I was asked to mediate a dispute between two staff members in a school. The principal had been referred to ma and he was aware that I had chaired the board of management in a different school and so understood issues that might arise in a school environment.
In essence, the two teachers that were at the heart of the dispute had always gotten along together both in the staff room and at any school social functions they were both at. Whilst they were not friendly outside of the school their working relationship was harmonious and they both taught different subjects.
This was until one day in the staff room when it seemed that party A thought he overheard party B calling him names to a third party.
He thought party B had said to the other person that A was a terrible teacher, couldn’t control his class and was still using the same notes as 5 years ago. While party B was telling the third party this he was looking directly at party A so party A had no doubt that the comments referred to him and his teaching. Party A then lost his temper and started shouting at party B and accusing him of being a dreadful teacher and calling him names. As this was shouted everyone in the room was a witness to what A called B.

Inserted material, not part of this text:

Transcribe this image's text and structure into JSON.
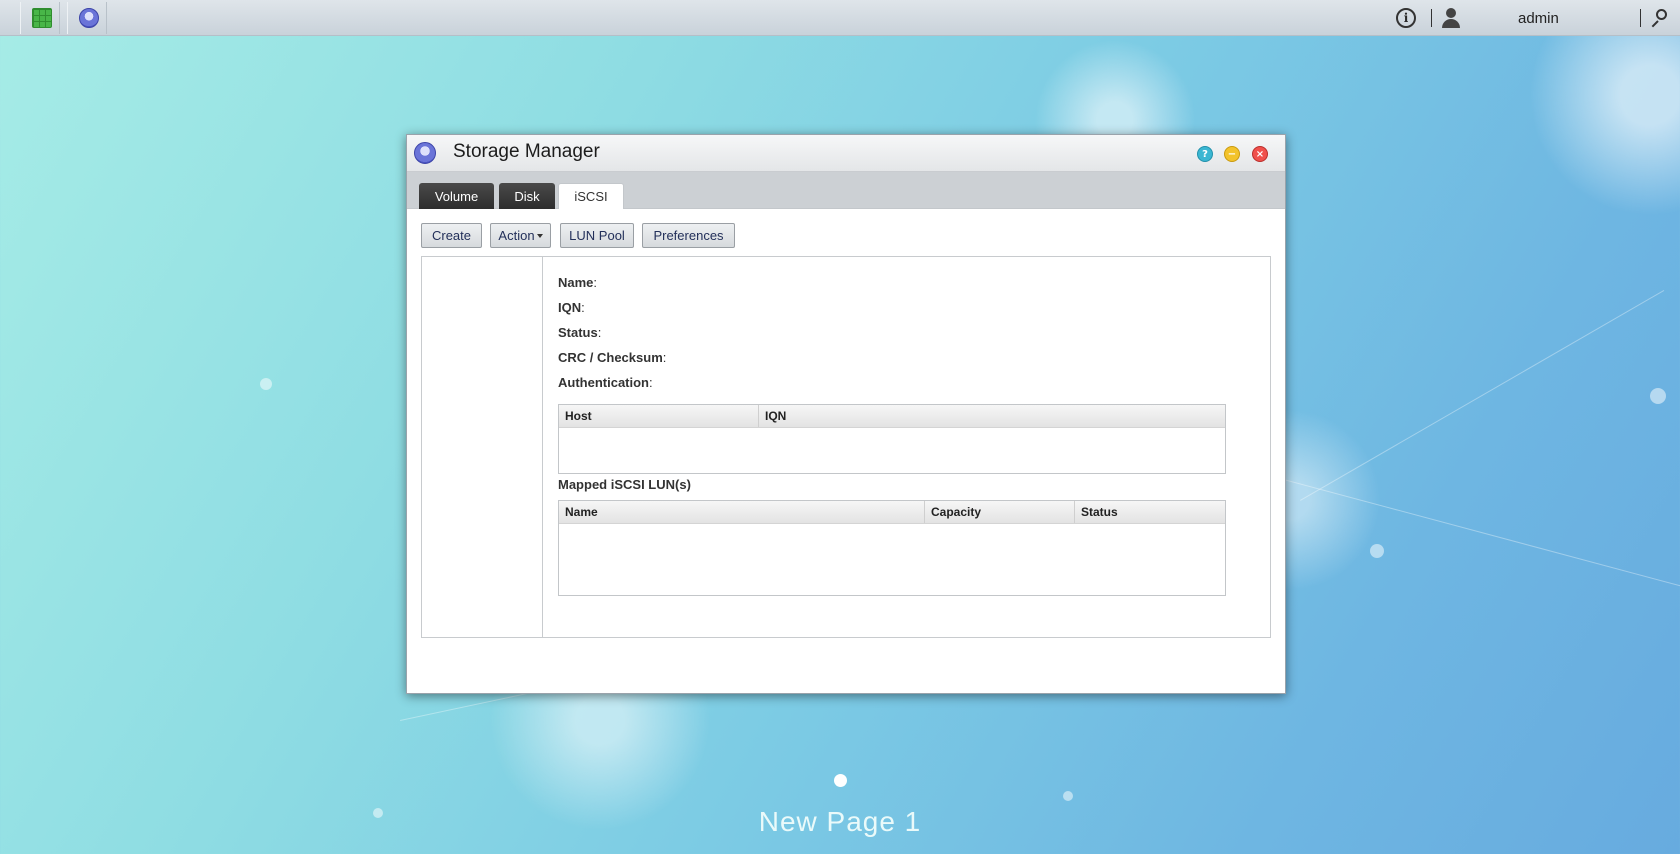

Both party A and party B made a complaint to the Principal who decided that mediation was the best way forwards.
PRIOR TO THE MEDIATION
I met both of the teachers separately and heard their stories. In my private meetings with each of the parties, party B said that the words that party A had heard (and heard correctly) did not refer to party A. They referred to a completely different person. B wasn’t aware that he was looking at A when he was talking to the third party. Party B was completely taken aback when party A started shouting back at him, calling him names and accusing him of bad teaching. What party B wanted was a public apology.
DURING THE MEDIATION
At the mediation I asked each party to tell their version of events. B told A he had not been speaking about him and gave anecdotal “evidence” as to why that was the case. Eventually A accepted the comments weren’t about him and that B hadn’t been looking at him deliberately when he was making the comments. A then apologised for what he had said and said that he did think he was a good teacher and had only said what he did in retaliation.
Both parties wanted to put the matter behind them and I helped them to craft a joint statement that was to be put on the staff room board for one day only. The parties agreed to treat each other with respect.
The benefit of mediation in this situation was that the parties met very quickly after the incident before it became too entrenched. The mediation allowed for a conversation between the two teachers who could eyeball each other and asses the truth of what they were saying. This would never have happened if there had been a formal process.
The teachers were then able to agree to move on, agree a joint statement which saved face for both of them and enabled them and the staff room to move on past the events.